Saturday, April 17, 2010

Swimming Along (Most Of) The Northern Beaches

 The Northern Beaches are on the section of Sydney's coast that stretches from the entrance to Port Jackson (Sydney Harbour) to the entrance to Broken Bay. Many of the beaches are famous for their surf and surfers, but today the waves were rather small and gentle.

It has been one year exactly since I set out to swim the Sydney coastline via the ocean pools and tidal baths. I decided to celebrate the anniversary by swimming some of the pools I previously said I was going to leave until next summer. It was a sunny, warm Autumn day, and the sea temperature was still 23 degrees, so I reckonned I'd be able to swim several without getting cold.

Although I have swum from several of the beaches along this part of the coast, I have never swum in any of the rock pools.

Fairy Bower Rock Pool

I started the day back in Manly, but this time on the ocean side rather than the harbour side. The first pool I swam was this small but pretty rock pool in Cabbage Tree Bay. It's famous for the sculpture of sea nymphs, 'The Oceanides', by Helen Leete.

The sea was absolutely wonderful: clean, clear, warm and salty. 

Queenscliff Pool

I was interested to find that this seawater pool is a 50 metre marked lap pool cut into the rock platform and formed with concrete sides and floor. I swam several lengths of front crawl, really enjoying myself.

Freshwater Pool

Again, this is a concrete 50 metre seawater lap pool (eight lanes, no less).  Unfortunately, it was closed, emptied for cleaning. Which means that I will need to return at some date to swim the pool. 

Curl Curl Pool

Curl Curl Pool is unusual in that it has a pool within a pool (plus a kids' paddling pool). Apparently, a second pool was built just outside the original rock pool. Then this pool was shortened to 50 metres, leaving a redundant basin beyond the main swimming pool.

North Curl Curl Rock Pool

It's a bit of a walk from the north end of Curl Curl Beach to reach this rock pool. You either hike over the headland and descend by steps to the pool, or, at low tide, you can walk around the rocks.  The baths are cut into a large rock platform, and the rocks themselves define one side of the pool. 

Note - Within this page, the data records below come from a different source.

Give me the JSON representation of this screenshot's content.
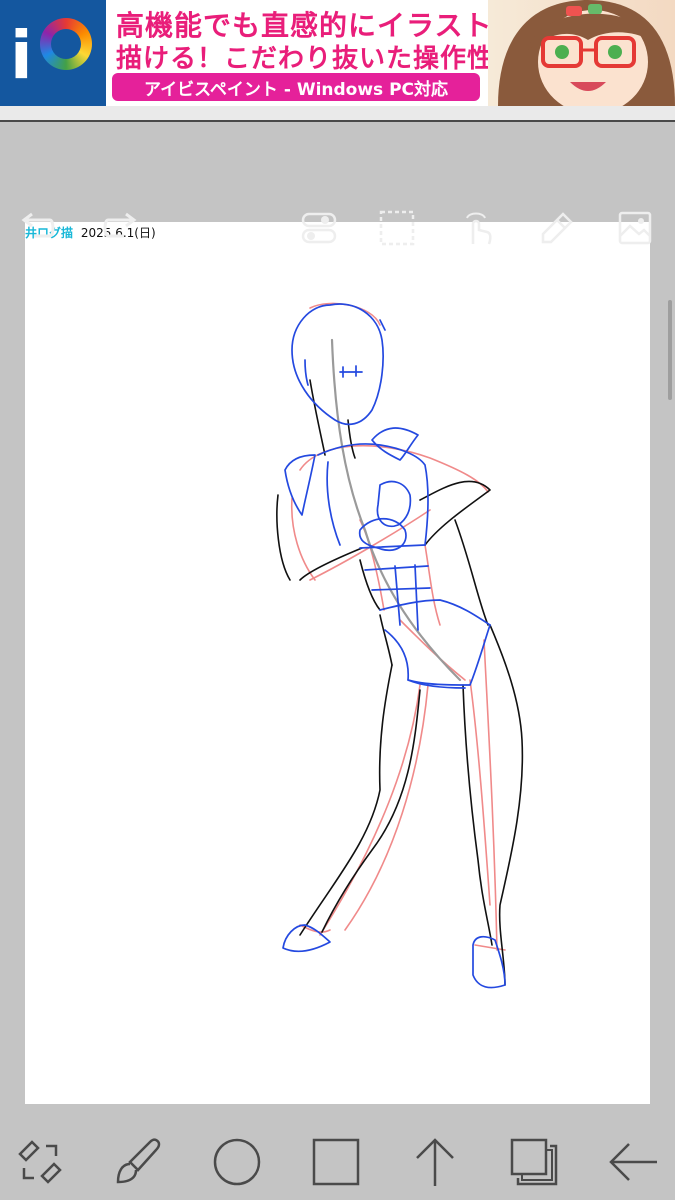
{
  "ad": {
    "line1": "高機能でも直感的にイラストが",
    "line2": "描ける！こだわり抜いた操作性！",
    "pill": "アイビスペイント - Windows PC対応",
    "logo_text": "i",
    "colors": {
      "logo_bg": "#14579f",
      "pill_bg": "#e5219a",
      "headline": "#e91e7a"
    }
  },
  "canvas": {
    "signature_name": "井ログ描",
    "signature_date": "2025.6.1(日)"
  },
  "top_toolbar": {
    "icons": [
      "undo-icon",
      "redo-icon",
      "toggle-icon",
      "selection-icon",
      "touch-icon",
      "eyedropper-icon",
      "image-icon"
    ]
  },
  "bottom_toolbar": {
    "icons": [
      "transform-icon",
      "brush-icon",
      "circle-icon",
      "square-icon",
      "up-arrow-icon",
      "layers-icon",
      "back-arrow-icon"
    ]
  },
  "colors": {
    "workspace": "#c4c4c4",
    "canvas": "#ffffff",
    "sketch_blue": "#2449e0",
    "sketch_red": "#f08a8a",
    "sketch_black": "#111111",
    "signature": "#19b8d8"
  }
}
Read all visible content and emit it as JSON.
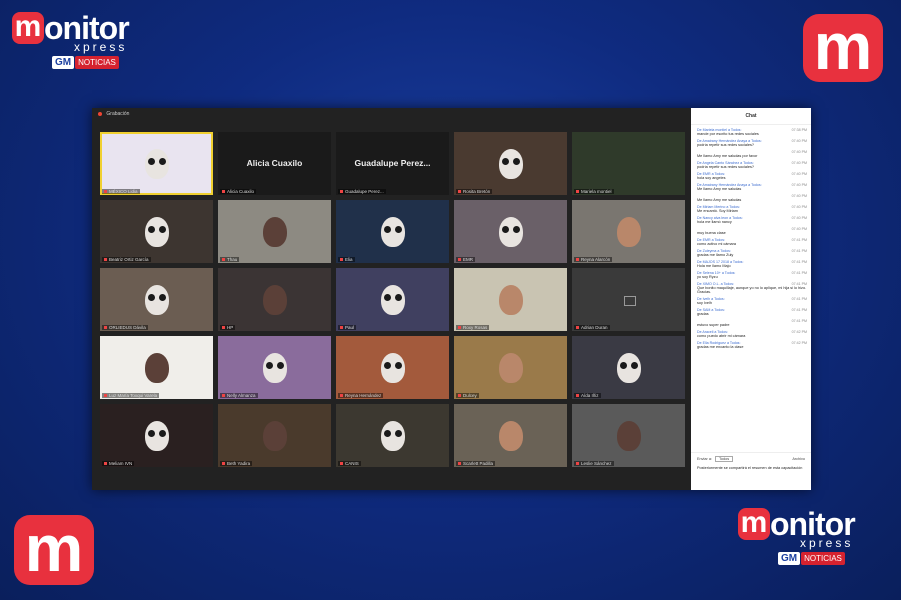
{
  "brand": {
    "logo_m": "m",
    "logo_rest": "onitor",
    "tagline": "xpress",
    "gm": "GM",
    "noticias": "NOTICIAS",
    "accent": "#e8313e",
    "background": "#0f2b80"
  },
  "zoom": {
    "recording_label": "Grabación",
    "participants": [
      {
        "name": "MÉXICO Lidia",
        "video": true,
        "face": "skull",
        "bg": "#e9e4f0",
        "active": true
      },
      {
        "name": "Alicia Cuaxilo",
        "video": false,
        "face": "hidden",
        "bg": "#1a1a1a",
        "active": false
      },
      {
        "name": "Guadalupe  Perez...",
        "video": false,
        "face": "hidden",
        "bg": "#1a1a1a",
        "active": false
      },
      {
        "name": "Rosita Bretón",
        "video": true,
        "face": "skull",
        "bg": "#4a3a30",
        "active": false
      },
      {
        "name": "Mariela montiel",
        "video": true,
        "face": "hidden",
        "bg": "#2f3a2a",
        "active": false
      },
      {
        "name": "Beatriz Ortiz García",
        "video": true,
        "face": "skull",
        "bg": "#3d3530",
        "active": false
      },
      {
        "name": "Thau",
        "video": true,
        "face": "dark",
        "bg": "#8d8a82",
        "active": false
      },
      {
        "name": "Elia",
        "video": true,
        "face": "skull",
        "bg": "#20304a",
        "active": false
      },
      {
        "name": "EMR",
        "video": true,
        "face": "skull",
        "bg": "#6a6068",
        "active": false
      },
      {
        "name": "Reyna Alarcón",
        "video": true,
        "face": "plain",
        "bg": "#7a7670",
        "active": false
      },
      {
        "name": "ORLIEDUS Dávila",
        "video": true,
        "face": "skull",
        "bg": "#6b5d52",
        "active": false
      },
      {
        "name": "HP",
        "video": true,
        "face": "dark",
        "bg": "#3b3434",
        "active": false
      },
      {
        "name": "Paul",
        "video": true,
        "face": "skull",
        "bg": "#404060",
        "active": false
      },
      {
        "name": "Roxy Rosas",
        "video": true,
        "face": "plain",
        "bg": "#c9c4b2",
        "active": false
      },
      {
        "name": "Adrian Duran",
        "video": false,
        "face": "hidden",
        "bg": "#3a3a3a",
        "active": false,
        "blocked": true
      },
      {
        "name": "Luz María Toxqui Varela",
        "video": true,
        "face": "dark",
        "bg": "#f0eeea",
        "active": false
      },
      {
        "name": "Nelly Almanza",
        "video": true,
        "face": "skull",
        "bg": "#8a6c9c",
        "active": false
      },
      {
        "name": "Reyna Hernández",
        "video": true,
        "face": "skull",
        "bg": "#a35a3c",
        "active": false
      },
      {
        "name": "Dulcey",
        "video": true,
        "face": "plain",
        "bg": "#9a7a4a",
        "active": false
      },
      {
        "name": "Aída Iñiz",
        "video": true,
        "face": "skull",
        "bg": "#3a3a44",
        "active": false
      },
      {
        "name": "Meliam IVN",
        "video": true,
        "face": "skull",
        "bg": "#2a2020",
        "active": false
      },
      {
        "name": "Beth Yadira",
        "video": true,
        "face": "dark",
        "bg": "#4a3a2c",
        "active": false
      },
      {
        "name": "CANIS",
        "video": true,
        "face": "skull",
        "bg": "#3c3830",
        "active": false
      },
      {
        "name": "Scarlett Padilla",
        "video": true,
        "face": "plain",
        "bg": "#6a6256",
        "active": false
      },
      {
        "name": "Leslie Sánchez",
        "video": true,
        "face": "dark",
        "bg": "#5a5a5a",
        "active": false
      }
    ]
  },
  "chat": {
    "title": "Chat",
    "messages": [
      {
        "from": "De Mariela montiel a Todos:",
        "time": "07:38 PM",
        "text": "mande por escrito tus redes sociales"
      },
      {
        "from": "De Amairany Hernández Anaya a Todos:",
        "time": "07:40 PM",
        "text": "podría repetir sus redes sociales?"
      },
      {
        "from": "",
        "time": "07:40 PM",
        "text": "Me llamo Amy me saludas por favor"
      },
      {
        "from": "De Angela Canto Sánchez a Todos:",
        "time": "07:40 PM",
        "text": "podría repetir sus redes sociales?"
      },
      {
        "from": "De EMR a Todos:",
        "time": "07:40 PM",
        "text": "hola soy angeles"
      },
      {
        "from": "De Amairany Hernández Anaya a Todos:",
        "time": "07:40 PM",
        "text": "Me llamo Amy me saludas"
      },
      {
        "from": "",
        "time": "07:40 PM",
        "text": "Me llamo Amy me saludas"
      },
      {
        "from": "De Miriam Merino a Todos:",
        "time": "07:40 PM",
        "text": "Me encantó. Soy Miriam"
      },
      {
        "from": "De Nancy alva leon a Todos:",
        "time": "07:40 PM",
        "text": "hola me llamó nancy"
      },
      {
        "from": "",
        "time": "07:40 PM",
        "text": "muy buena clase"
      },
      {
        "from": "De EMR a Todos:",
        "time": "07:41 PM",
        "text": "como activo mi cámara"
      },
      {
        "from": "De Zuleyma a Todos:",
        "time": "07:41 PM",
        "text": "gradas me llamo Zuly"
      },
      {
        "from": "De MAJOS 17 2018 a Todos:",
        "time": "07:41 PM",
        "text": "Hola me llamo Majo"
      },
      {
        "from": "De Selena 10+ a Todos:",
        "time": "07:41 PM",
        "text": "yo soy Ryzu"
      },
      {
        "from": "De XIMO O.L. a Todos:",
        "time": "07:41 PM",
        "text": "Que bonito maquillaje, aunque yo no lo aplique, mi hija si lo hizo. Gracias."
      },
      {
        "from": "De Ivelh a Todos:",
        "time": "07:41 PM",
        "text": "soy Ivelh"
      },
      {
        "from": "De SAM a Todos:",
        "time": "07:41 PM",
        "text": "gradas"
      },
      {
        "from": "",
        "time": "07:41 PM",
        "text": "estuvo super padre"
      },
      {
        "from": "De Araceli a Todos:",
        "time": "07:42 PM",
        "text": "como puedo abrir mi cámara"
      },
      {
        "from": "De Ella Rodriguez a Todos:",
        "time": "07:42 PM",
        "text": "gradas me encanto la clase"
      }
    ],
    "send_to_label": "Enviar a:",
    "send_to_value": "Todos",
    "file_button": "Archivo",
    "input_text": "Posteriormente se compartirá el resumen de esta capacitación"
  }
}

Dee Why Rock Pool

This is another concrete 50 metre seawater pool. It has a small paddling pool at one end. The water was so lovely that I found it impossible to limit myself to one length, even though I knew I was running out of time to complete this leg.

Collaroy Rock Pool

Another 50 metre lap pool with a small paddling pool, but Collaroy has a slightly irregular shape where it follows the sandstone cliff line. Again, I couldn't just swim one lap. It was just too good. I was probably getting quite a bit of exercise as these northern rock pools are mostly larger than the southern pools that I'm used to.

North Narrabeen Rock Pool

This is a huge ocean baths. I'm pretty sure that it's the largest of the ocean pools (rather than harbour or river inlet tidal enclosures) that I have swum in. The old boardwalk forms one side of a 50 metre lap pool that itself is within a much larger outer rock pool. There's even a big paddling pool.

Mona Vale Rock Pool

This is a smaller rock pool which is cut into a rock shelf emerging from the beach itself, rather than at the base of a headland or cliffs as is usually the case. The sun was starting to get low in the west as I swam here (daylight saving is finished), and I decided that I would only swim one more pool today.

Newport Rock Pool

This is the rock pool where Max Dupain took the photograph of young men swimming and sunbathing in the early 1950s ('At Newport') that became the iconic image of Australian beach culture. There's a reproduction of the image at:

It was starting to get late by the time I'd swum the Newport rock pool, and I had a long way to go back to Marrickville. I still had four rock pools on the Northern Beaches left to swim, and also four tidal baths in Pittwater (an arm of Broken Bay at the mouth of the Hawkesbury River). This should be an easy swim next time as the peninsula between the Pacific Ocean and Pittwater is quite narrow from this point north, making all these pools close together. That day, however, really will have to be next summer or autumn.


  1. These are great photos Chris and really give a flavour of the different character of all the pools - you have a wonderful choice of places to swim, I'm not surprised you can't leave after one length - do you have to pay to go into them all? If so, I think I'd be staying longer anyway to get my money's worth!!

  2. No, Marina, each of these pools is free to use at any time. The amenities are usually basic with just changing sheds and cold showers. There are only two ocean baths which charge a fee - Wylies ($3) and the Bondi Icebergs($4.50). There are also two harbour baths charging an entry fee - Balmain (Dawn Fraser) Baths ($3.90) and Northbridge Baths ($3). Each of these have more developed facilities (eg hot showers). The fee also helps with the upkeep of these heritage baths buildings.